Every morning, I wake up to the same rudderless day. My sole routine is the tweaking and proofreading of the same cover letter and resume I tweaked and proofread yesterday. Meals don’t even matter anymore. I often find myself drowning in myriad of thoughts, worries, and unanswered emails. Food only ever crosses my mind when the hunger pains in my stomach become unbearable. Ironically, my days are just as exhausting as they are miserable. When endless sitting, staring, and typing doesn’t tire me, hoping for the best does. At times I feel like there is something wrong with me and that everyone else in the post-undergrad world is living their best life while I sit and type an article about being unemployed.
I have come to realize, however, that this is not true.
Job hunting is hard, and a lot more people suffer from the stresses of post-college life than we might think. Just this week, I’ve seen several posts from friends and strangers about the challenges of finding a job after college.
“Post-grad life is weird,” says a former classmate while another posts a lengthy Facebook post about the realities of post-graduate depression.

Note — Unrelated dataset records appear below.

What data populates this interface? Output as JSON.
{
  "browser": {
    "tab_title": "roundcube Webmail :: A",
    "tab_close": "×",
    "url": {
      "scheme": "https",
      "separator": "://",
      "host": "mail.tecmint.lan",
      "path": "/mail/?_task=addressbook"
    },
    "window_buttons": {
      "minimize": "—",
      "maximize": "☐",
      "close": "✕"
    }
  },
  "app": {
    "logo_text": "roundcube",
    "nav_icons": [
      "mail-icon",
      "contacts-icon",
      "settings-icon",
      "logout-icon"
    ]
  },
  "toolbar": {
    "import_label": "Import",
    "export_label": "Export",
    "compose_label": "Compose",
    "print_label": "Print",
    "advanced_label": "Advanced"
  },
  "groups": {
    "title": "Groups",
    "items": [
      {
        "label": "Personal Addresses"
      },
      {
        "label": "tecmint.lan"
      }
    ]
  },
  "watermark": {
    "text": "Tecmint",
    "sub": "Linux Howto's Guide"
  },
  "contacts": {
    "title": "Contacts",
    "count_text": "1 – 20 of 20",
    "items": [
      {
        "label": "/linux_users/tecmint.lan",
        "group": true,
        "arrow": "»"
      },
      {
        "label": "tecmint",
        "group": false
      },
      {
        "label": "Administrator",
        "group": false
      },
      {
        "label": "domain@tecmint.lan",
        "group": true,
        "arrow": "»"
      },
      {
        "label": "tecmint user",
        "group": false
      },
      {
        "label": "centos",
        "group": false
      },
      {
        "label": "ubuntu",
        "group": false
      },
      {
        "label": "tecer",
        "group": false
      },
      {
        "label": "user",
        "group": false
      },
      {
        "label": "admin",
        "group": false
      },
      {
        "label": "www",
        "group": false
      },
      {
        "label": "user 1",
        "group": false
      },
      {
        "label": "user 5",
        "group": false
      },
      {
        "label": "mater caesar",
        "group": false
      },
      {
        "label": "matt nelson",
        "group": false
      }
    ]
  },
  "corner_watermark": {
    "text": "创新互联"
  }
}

It’s interesting and extremely comforting to see that there are many who are struggling with the same thing as me despite the happy images and messages that we see every day on social media, but it raises my next question: why does everyone try to seem so happy?
I’m proud of the friends who have been honest about their worries, but I know that it’s far beyond the image of perpetual happiness that we’ve been taught to maintain. It’s nice to feel like I’m on the same level of human as everyone else instead of trying to force a smile for my IG brand. Of course, posting a string of depressing quotes and captions isn’t going to help anyone, but a little truth and authenticity adds a nice touch to reality.
It’s hard for me to remember the exact moment when I felt that saying “I’m doing well” was a lot more acceptable than saying the opposite, or even that the simple phrase “I need help” was a sign of weakness and desperation. If there’s one thing I’ve learned in my little time as a college graduate, it’s that the words “help me,” whether spoken or conveyed otherwise, are two that I will use often. Honestly, it relieves a lot of the pressure. Whether we like to admit it or not, we’re all figuring everything out as we go. We map out our plans and strategize how we will reach our goals, but it’s often in the missteps where we find our footing.
I’ve been unemployed for three months. I planned to move to L.A. after returning from Barcelona, but that has yet to happen. It’s been a long three months of “hurry up and wait,” a continuous hustle of responding to job ads and hoping for the best. The funny thing is that three months is relatively short in the job hunting universe. I’ve come across plenty of posts with people well into nine months of unemployment. I’ve realized that my sense of time or lack thereof is extremely subjective to my problems, an obvious fact that has become oblivious to many.
“It’ll take as long as it takes,” says a former professor and close friend whose advice has come to be more of a comfort than an annoyance.
Time is subjective, and the more I remind myself of that, the more I realize that I am in control. I choose how to spend my time, and I can have power over the things that worry me. The job I want will not be easy to obtain, but I get to choose how to utilize my time in the land of meanwhile. This also means making time for myself. It’s easy to disregard mental health when success seems to be the only antidote to misery. Things I like to do include leaving the house every day, going on a short walk, reading a book, watching Netflix, and practicing Spanish. I have to remind myself that the things I do now will also affect my mental state when I’m hired.
As much as I would have loved for a shiny job offer to enter my inbox within the past thirty minutes, it did not happen. Instead, this is the part of the article where I discuss self-encouragement and perseverance. Two words that will feel overused and worn out once you’re in my situation but also, two words that will feel like the only sliver of hope you have left. Oddly enough, seeing posts and hearing the problems of others who have been in my situation and listening to how they overcome has been the most helpful. Reading occasional “don’t give up” tweets has also been encouraging but more than anything, I’m learning to be nice to myself. The last post that I saw on Instagram from Adolescent said “Your value is not based on productivity,” and it resonated with me in more ways than one. My worth is unaffected by the amount of work I put into finding a job, and not having a job certainly doesn’t make me any less valuable. My job search will eventually come to an end, but the way I see myself never will.
These are the things that we all need to hear. Sometimes, pretending that everything is great can be more detrimental than sharing your problems. Life after college isn’t easy, and it’s time we stop believing that we need to have our shit together by the age of 25.